  • The information requested by the employer goes no further than what is reasonably necessary for the employer to conduct business planning and meet its work health and safety obligations. A request for information which goes beyond what is strictly necessary may be a breach of the Privacy Act 1988 (Cth).

It is also important for employers to be aware that certain workers’ compensation and associated legislation (for example s 232B of the Workers Compensation and Rehabilitation Act 2003 (Qld))5 preclude an employer from terminating a worker who has sustained a work related injury solely or mainly because the worker is not fit for employment as a result of that injury for a set period of time. This time period varies between three and twelve months, depending on the jurisdiction.

The threshold for requiring an employee to undergo a medical examination by a doctor of the employer’s nomination is higher, in the sense that an employer would need to establish that a report from the employee’s treating doctor is inadequate for some reason. Examples would be where an employee is relying on medical certification from a general practitioner and the employer is seeking a report from a specialist in the appropriate field; or where the treating doctor is not in receipt of certain information, knowledge or material, such as knowledge of the work and ergonomics of the work tasks in order to assess the worker’s functional capacity to return to performing those tasks.

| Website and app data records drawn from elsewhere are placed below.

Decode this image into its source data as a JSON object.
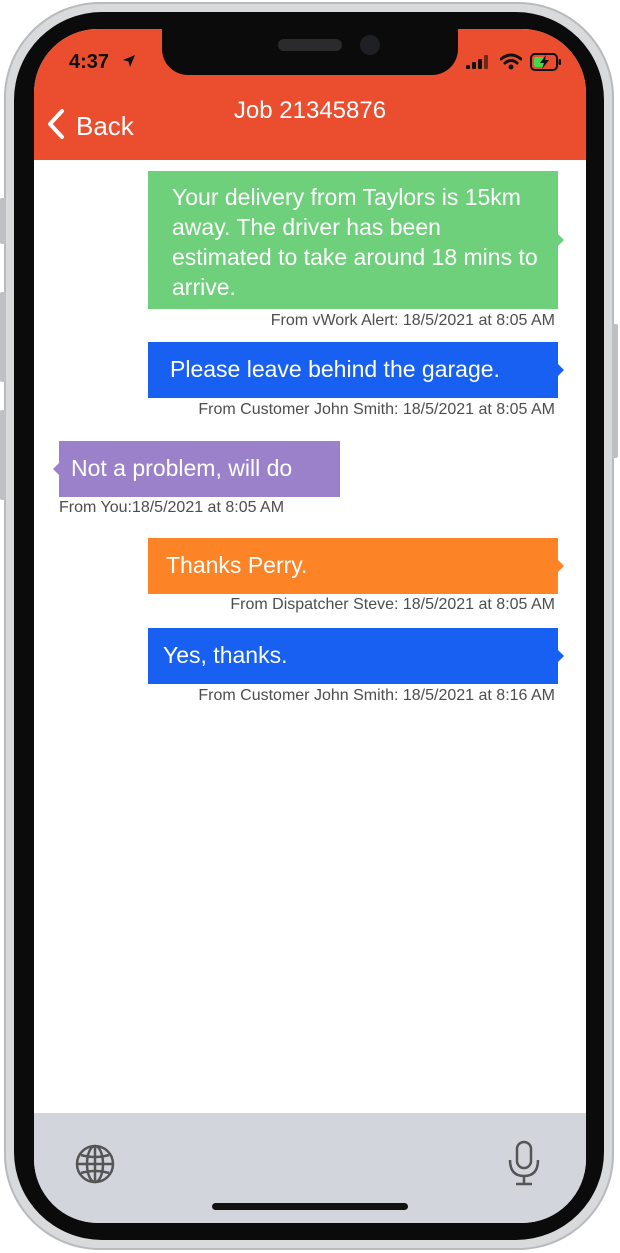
{
  "status_bar": {
    "time": "4:37"
  },
  "nav": {
    "back_label": "Back",
    "title": "Job 21345876"
  },
  "messages": [
    {
      "text": "Your delivery from Taylors is 15km away. The driver has been estimated to take around 18 mins to arrive.",
      "meta": "From vWork Alert: 18/5/2021 at 8:05 AM",
      "color": "#6fd07c",
      "side": "right"
    },
    {
      "text": "Please leave behind the garage.",
      "meta": "From Customer John Smith: 18/5/2021 at 8:05 AM",
      "color": "#1760f2",
      "side": "right"
    },
    {
      "text": "Not a problem, will do",
      "meta": "From You:18/5/2021 at 8:05 AM",
      "color": "#9b81ca",
      "side": "left"
    },
    {
      "text": "Thanks Perry.",
      "meta": "From Dispatcher Steve: 18/5/2021 at 8:05 AM",
      "color": "#fc8426",
      "side": "right"
    },
    {
      "text": "Yes, thanks.",
      "meta": "From Customer John Smith: 18/5/2021 at 8:16 AM",
      "color": "#1760f2",
      "side": "right"
    }
  ],
  "toolbar": {
    "left_icon": "globe-icon",
    "right_icon": "microphone-icon"
  },
  "colors": {
    "header": "#ea4e2f",
    "toolbar": "#d2d5db"
  }
}
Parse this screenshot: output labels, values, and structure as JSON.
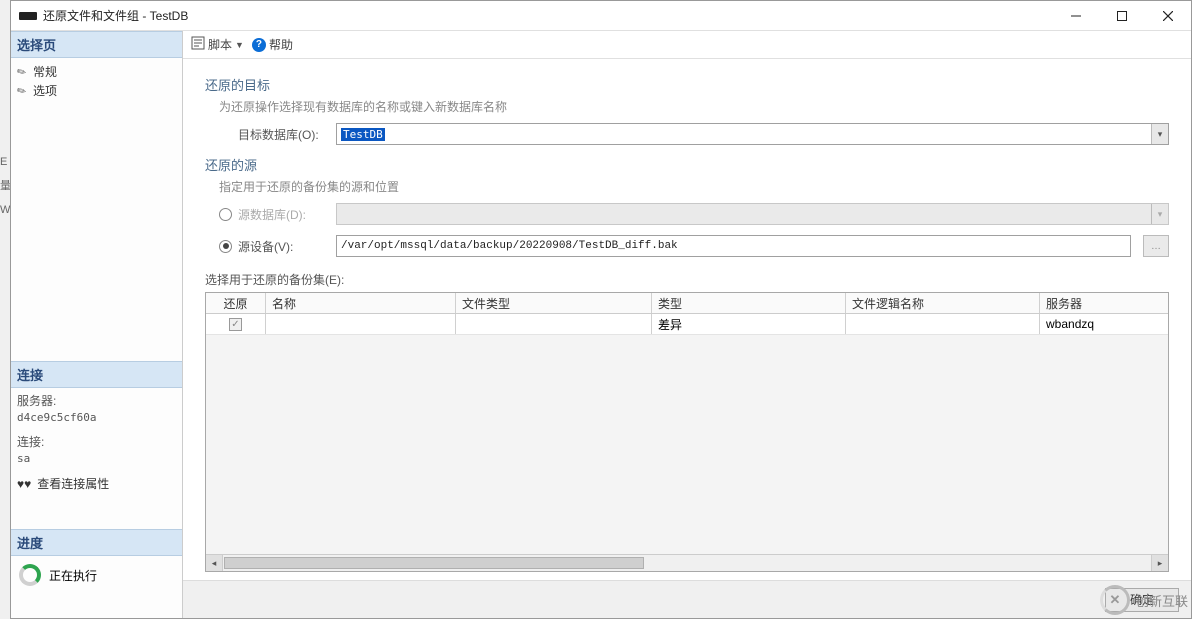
{
  "window": {
    "title": "还原文件和文件组 - TestDB"
  },
  "sidebar": {
    "select_page_label": "选择页",
    "pages": [
      {
        "label": "常规"
      },
      {
        "label": "选项"
      }
    ],
    "connection_label": "连接",
    "server_label": "服务器:",
    "server_value": "d4ce9c5cf60a",
    "conn_label": "连接:",
    "conn_value": "sa",
    "view_props": "查看连接属性",
    "progress_label": "进度",
    "progress_status": "正在执行"
  },
  "toolbar": {
    "script_label": "脚本",
    "help_label": "帮助"
  },
  "target": {
    "section_label": "还原的目标",
    "sub_label": "为还原操作选择现有数据库的名称或键入新数据库名称",
    "db_label": "目标数据库(O):",
    "db_value": "TestDB"
  },
  "source": {
    "section_label": "还原的源",
    "sub_label": "指定用于还原的备份集的源和位置",
    "src_db_label": "源数据库(D):",
    "src_dev_label": "源设备(V):",
    "src_dev_value": "/var/opt/mssql/data/backup/20220908/TestDB_diff.bak",
    "grid_label": "选择用于还原的备份集(E):"
  },
  "grid": {
    "headers": {
      "restore": "还原",
      "name": "名称",
      "file_type": "文件类型",
      "type": "类型",
      "file_logical_name": "文件逻辑名称",
      "server": "服务器"
    },
    "rows": [
      {
        "restore": true,
        "name": "",
        "file_type": "",
        "type": "差异",
        "file_logical_name": "",
        "server": "wbandzq"
      }
    ]
  },
  "footer": {
    "ok": "确定"
  },
  "watermark": {
    "brand": "创新互联"
  }
}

Given that these circumstances need to be considered on a case by case basis and the risks of discrimination, bullying/harassment and compliance complaints, it is recommended that employers considering the proactive management of a worker absent through injury or illness consult with their trusted legal advisors so that the process can be appropriately managed and the risks of litigation and liability can be minimised.